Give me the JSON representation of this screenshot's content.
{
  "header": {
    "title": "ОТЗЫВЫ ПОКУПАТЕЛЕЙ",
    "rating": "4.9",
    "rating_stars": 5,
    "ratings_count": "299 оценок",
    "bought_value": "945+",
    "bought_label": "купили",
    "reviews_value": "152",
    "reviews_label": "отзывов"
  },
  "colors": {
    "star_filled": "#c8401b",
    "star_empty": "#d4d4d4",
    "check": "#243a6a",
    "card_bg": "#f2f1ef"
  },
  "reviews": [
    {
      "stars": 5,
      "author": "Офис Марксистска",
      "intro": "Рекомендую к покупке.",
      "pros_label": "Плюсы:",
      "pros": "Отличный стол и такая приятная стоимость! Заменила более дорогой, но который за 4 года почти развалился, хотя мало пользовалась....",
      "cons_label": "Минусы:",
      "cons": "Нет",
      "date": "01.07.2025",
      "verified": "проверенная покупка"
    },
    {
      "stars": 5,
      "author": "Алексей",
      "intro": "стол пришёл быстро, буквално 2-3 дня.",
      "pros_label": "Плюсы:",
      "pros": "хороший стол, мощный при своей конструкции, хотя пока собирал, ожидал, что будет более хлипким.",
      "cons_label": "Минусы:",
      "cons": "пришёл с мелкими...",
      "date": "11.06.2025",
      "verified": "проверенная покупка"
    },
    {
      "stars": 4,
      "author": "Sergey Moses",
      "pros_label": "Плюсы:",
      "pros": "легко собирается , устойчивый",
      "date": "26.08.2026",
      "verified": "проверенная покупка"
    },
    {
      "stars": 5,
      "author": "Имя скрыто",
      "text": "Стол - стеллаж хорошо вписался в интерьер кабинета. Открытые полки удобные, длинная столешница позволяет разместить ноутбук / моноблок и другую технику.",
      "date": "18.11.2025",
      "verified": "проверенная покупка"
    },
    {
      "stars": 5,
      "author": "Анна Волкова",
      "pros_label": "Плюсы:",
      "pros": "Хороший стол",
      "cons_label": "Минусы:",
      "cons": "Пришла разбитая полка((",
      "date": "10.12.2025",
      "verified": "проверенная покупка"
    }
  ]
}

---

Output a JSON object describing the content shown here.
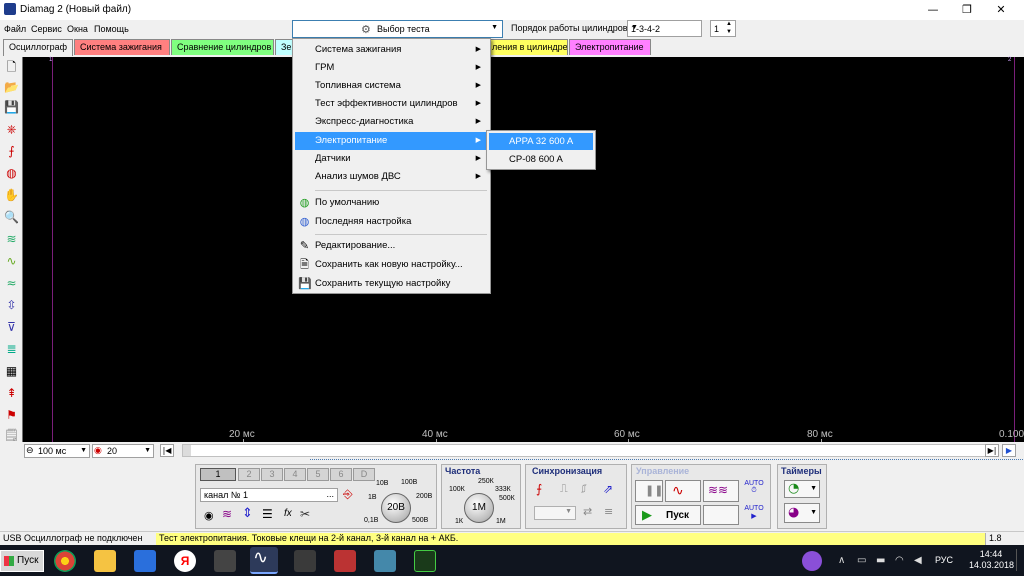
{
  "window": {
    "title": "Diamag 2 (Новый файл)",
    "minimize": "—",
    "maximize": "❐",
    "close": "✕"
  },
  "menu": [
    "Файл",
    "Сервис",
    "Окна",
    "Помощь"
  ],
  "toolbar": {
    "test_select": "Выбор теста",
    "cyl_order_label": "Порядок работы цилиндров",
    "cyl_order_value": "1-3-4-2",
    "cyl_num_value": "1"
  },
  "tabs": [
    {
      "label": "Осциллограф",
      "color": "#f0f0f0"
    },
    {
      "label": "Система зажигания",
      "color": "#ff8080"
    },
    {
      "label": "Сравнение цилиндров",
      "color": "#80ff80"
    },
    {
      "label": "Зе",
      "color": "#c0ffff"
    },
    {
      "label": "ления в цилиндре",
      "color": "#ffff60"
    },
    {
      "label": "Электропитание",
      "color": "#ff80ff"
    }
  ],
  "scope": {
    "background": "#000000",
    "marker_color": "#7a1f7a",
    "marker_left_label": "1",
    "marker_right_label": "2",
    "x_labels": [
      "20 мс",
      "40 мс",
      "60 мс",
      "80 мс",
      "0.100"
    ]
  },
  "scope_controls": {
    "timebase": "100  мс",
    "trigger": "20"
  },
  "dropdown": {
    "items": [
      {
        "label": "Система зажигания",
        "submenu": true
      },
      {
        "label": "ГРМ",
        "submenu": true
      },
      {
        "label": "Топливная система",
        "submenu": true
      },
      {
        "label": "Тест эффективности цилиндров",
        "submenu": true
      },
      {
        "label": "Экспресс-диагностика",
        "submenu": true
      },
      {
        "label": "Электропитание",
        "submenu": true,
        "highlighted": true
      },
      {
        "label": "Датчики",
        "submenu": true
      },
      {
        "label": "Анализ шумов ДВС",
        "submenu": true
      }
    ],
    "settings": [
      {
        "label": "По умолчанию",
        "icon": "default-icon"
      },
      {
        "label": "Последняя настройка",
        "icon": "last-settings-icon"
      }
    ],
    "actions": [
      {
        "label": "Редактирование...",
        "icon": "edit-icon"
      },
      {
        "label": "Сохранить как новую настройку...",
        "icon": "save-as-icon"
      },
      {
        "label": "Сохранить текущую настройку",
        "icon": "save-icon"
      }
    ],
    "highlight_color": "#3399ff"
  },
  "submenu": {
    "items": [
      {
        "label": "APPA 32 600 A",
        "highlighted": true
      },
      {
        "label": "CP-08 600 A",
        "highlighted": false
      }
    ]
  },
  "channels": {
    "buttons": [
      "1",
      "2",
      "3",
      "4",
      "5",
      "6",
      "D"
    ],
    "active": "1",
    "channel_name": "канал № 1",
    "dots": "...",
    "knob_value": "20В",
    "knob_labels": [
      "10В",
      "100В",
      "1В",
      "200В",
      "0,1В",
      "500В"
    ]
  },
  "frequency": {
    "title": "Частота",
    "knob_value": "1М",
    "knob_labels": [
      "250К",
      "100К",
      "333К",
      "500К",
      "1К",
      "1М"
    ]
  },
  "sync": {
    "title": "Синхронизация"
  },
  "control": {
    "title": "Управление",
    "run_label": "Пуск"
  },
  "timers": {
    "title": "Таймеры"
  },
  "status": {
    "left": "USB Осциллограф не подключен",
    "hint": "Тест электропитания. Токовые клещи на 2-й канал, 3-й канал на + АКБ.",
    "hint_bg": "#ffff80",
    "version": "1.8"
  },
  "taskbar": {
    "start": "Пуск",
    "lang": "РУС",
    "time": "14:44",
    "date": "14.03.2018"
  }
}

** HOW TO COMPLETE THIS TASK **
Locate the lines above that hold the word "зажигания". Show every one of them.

** RESULT FOR THIS TASK **
      "label": "Система зажигания",
        "label": "Система зажигания",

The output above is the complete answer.